BEGIN SUPPLIED MATERIAL

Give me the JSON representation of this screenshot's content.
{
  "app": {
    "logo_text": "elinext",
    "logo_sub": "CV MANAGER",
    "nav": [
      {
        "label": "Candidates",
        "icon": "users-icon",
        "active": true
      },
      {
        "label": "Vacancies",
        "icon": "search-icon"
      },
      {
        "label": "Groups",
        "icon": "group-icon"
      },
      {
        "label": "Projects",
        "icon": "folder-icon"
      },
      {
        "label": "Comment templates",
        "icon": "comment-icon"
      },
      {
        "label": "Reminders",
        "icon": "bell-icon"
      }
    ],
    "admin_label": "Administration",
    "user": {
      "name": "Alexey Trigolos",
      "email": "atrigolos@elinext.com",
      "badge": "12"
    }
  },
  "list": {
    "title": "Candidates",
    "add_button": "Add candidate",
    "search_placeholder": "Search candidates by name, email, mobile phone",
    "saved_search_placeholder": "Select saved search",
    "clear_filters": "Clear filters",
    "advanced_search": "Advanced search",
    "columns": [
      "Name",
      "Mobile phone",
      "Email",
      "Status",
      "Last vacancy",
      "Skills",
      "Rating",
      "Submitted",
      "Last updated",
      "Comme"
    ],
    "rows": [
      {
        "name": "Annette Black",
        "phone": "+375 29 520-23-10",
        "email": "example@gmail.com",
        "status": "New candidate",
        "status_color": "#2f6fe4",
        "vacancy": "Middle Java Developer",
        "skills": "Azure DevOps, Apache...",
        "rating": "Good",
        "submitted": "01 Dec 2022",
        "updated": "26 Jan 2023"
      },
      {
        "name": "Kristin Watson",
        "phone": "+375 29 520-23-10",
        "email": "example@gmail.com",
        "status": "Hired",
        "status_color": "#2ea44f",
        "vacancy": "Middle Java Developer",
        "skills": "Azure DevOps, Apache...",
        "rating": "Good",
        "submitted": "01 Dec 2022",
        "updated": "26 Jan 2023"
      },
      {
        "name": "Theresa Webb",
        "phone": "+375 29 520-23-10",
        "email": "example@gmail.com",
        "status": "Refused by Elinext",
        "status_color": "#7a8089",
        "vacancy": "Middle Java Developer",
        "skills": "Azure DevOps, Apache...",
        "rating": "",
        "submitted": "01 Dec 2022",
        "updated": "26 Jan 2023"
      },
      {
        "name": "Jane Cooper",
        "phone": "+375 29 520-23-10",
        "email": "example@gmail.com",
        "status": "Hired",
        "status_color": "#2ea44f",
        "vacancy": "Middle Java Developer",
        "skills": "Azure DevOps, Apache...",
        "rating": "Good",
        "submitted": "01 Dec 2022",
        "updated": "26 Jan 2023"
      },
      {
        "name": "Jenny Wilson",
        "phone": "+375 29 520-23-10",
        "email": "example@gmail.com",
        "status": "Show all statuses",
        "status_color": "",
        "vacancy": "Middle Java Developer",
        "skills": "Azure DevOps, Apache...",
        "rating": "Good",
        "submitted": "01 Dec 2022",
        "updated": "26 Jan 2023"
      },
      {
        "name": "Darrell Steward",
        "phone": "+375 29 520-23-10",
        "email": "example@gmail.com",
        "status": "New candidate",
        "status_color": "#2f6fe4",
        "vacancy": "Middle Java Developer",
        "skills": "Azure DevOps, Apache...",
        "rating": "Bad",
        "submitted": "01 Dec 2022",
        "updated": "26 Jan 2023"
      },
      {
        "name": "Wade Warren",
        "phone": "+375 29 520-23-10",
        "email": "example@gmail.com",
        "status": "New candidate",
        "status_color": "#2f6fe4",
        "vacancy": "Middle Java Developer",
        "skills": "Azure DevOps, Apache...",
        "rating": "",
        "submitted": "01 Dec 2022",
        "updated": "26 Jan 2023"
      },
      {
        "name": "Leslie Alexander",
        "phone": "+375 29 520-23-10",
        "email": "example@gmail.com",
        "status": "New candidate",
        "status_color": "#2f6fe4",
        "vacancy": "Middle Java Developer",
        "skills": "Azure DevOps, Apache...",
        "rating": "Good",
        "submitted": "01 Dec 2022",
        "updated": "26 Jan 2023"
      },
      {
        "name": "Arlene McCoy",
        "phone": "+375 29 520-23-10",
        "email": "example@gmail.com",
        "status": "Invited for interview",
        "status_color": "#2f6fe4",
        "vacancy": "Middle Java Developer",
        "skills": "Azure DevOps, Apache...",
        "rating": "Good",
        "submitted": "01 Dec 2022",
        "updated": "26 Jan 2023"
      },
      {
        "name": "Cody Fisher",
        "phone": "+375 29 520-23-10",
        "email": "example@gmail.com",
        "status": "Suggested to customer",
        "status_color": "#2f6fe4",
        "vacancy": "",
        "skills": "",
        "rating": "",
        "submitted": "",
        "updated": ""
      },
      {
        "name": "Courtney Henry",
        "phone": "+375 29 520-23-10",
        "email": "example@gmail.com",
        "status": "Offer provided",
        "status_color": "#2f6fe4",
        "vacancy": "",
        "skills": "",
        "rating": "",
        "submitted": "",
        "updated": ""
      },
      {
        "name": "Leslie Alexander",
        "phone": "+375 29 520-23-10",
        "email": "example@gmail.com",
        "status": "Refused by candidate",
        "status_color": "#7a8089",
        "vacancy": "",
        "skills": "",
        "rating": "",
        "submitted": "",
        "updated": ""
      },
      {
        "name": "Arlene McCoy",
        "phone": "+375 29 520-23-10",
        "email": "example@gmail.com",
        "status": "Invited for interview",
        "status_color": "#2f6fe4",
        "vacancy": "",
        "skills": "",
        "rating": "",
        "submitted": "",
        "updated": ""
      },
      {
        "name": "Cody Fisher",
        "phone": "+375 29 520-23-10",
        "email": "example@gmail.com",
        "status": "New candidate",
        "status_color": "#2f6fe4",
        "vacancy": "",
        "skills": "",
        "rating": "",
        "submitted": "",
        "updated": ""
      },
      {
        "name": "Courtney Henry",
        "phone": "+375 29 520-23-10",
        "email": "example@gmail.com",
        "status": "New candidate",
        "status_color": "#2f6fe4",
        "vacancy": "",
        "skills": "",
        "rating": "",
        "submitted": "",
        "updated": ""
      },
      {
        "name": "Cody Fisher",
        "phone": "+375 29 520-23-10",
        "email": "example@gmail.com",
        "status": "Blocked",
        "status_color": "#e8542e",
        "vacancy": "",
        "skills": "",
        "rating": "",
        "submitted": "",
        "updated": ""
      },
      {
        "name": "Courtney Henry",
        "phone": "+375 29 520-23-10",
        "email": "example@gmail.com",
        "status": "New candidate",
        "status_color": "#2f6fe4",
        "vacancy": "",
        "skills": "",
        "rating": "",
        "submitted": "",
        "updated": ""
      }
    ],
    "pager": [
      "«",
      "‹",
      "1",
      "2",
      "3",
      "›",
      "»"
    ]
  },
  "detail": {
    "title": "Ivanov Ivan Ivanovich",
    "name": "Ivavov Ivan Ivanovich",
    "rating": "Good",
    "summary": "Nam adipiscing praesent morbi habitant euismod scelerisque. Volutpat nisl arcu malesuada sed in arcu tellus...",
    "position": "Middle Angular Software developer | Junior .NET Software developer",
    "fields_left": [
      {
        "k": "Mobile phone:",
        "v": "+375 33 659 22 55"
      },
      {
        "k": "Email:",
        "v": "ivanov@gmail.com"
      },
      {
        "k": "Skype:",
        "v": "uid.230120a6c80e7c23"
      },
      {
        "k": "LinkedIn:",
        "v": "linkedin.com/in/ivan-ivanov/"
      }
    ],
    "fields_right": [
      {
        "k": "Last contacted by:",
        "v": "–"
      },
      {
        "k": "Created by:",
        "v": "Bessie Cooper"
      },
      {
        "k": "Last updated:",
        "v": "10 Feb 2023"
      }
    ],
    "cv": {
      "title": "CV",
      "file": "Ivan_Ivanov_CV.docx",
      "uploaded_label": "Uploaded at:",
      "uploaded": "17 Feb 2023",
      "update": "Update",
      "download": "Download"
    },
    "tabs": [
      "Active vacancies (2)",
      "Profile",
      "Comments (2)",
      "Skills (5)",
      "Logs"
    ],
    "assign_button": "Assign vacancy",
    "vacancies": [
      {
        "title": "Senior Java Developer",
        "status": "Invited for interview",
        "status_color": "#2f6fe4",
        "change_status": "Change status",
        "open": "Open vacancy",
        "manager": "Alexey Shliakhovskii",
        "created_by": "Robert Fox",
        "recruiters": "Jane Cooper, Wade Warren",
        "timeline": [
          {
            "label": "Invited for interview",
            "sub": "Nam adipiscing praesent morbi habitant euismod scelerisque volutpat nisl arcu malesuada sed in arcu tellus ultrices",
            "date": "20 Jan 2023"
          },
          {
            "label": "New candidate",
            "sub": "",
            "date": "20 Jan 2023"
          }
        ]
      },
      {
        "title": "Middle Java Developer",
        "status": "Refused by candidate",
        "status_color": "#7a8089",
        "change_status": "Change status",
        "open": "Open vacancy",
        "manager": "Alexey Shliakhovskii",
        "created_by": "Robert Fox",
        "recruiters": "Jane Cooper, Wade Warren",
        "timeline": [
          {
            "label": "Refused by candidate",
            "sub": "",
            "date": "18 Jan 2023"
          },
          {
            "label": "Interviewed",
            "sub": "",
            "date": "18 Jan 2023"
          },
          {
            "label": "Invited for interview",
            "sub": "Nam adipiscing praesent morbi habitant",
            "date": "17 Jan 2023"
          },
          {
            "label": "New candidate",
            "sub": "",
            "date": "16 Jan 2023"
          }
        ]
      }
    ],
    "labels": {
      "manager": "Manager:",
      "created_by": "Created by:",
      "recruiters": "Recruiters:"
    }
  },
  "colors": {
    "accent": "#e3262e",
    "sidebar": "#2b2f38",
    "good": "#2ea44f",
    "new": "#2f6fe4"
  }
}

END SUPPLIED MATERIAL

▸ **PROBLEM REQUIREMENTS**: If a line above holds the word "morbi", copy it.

▸ **WORKED SOLUTION**:
    "summary": "Nam adipiscing praesent morbi habitant euismod scelerisque. Volutpat nisl arcu malesuada sed in arcu tellus...",
            "sub": "Nam adipiscing praesent morbi habitant euismod scelerisque volutpat nisl arcu malesuada sed in arcu tellus ultrices",
            "sub": "Nam adipiscing praesent morbi habitant",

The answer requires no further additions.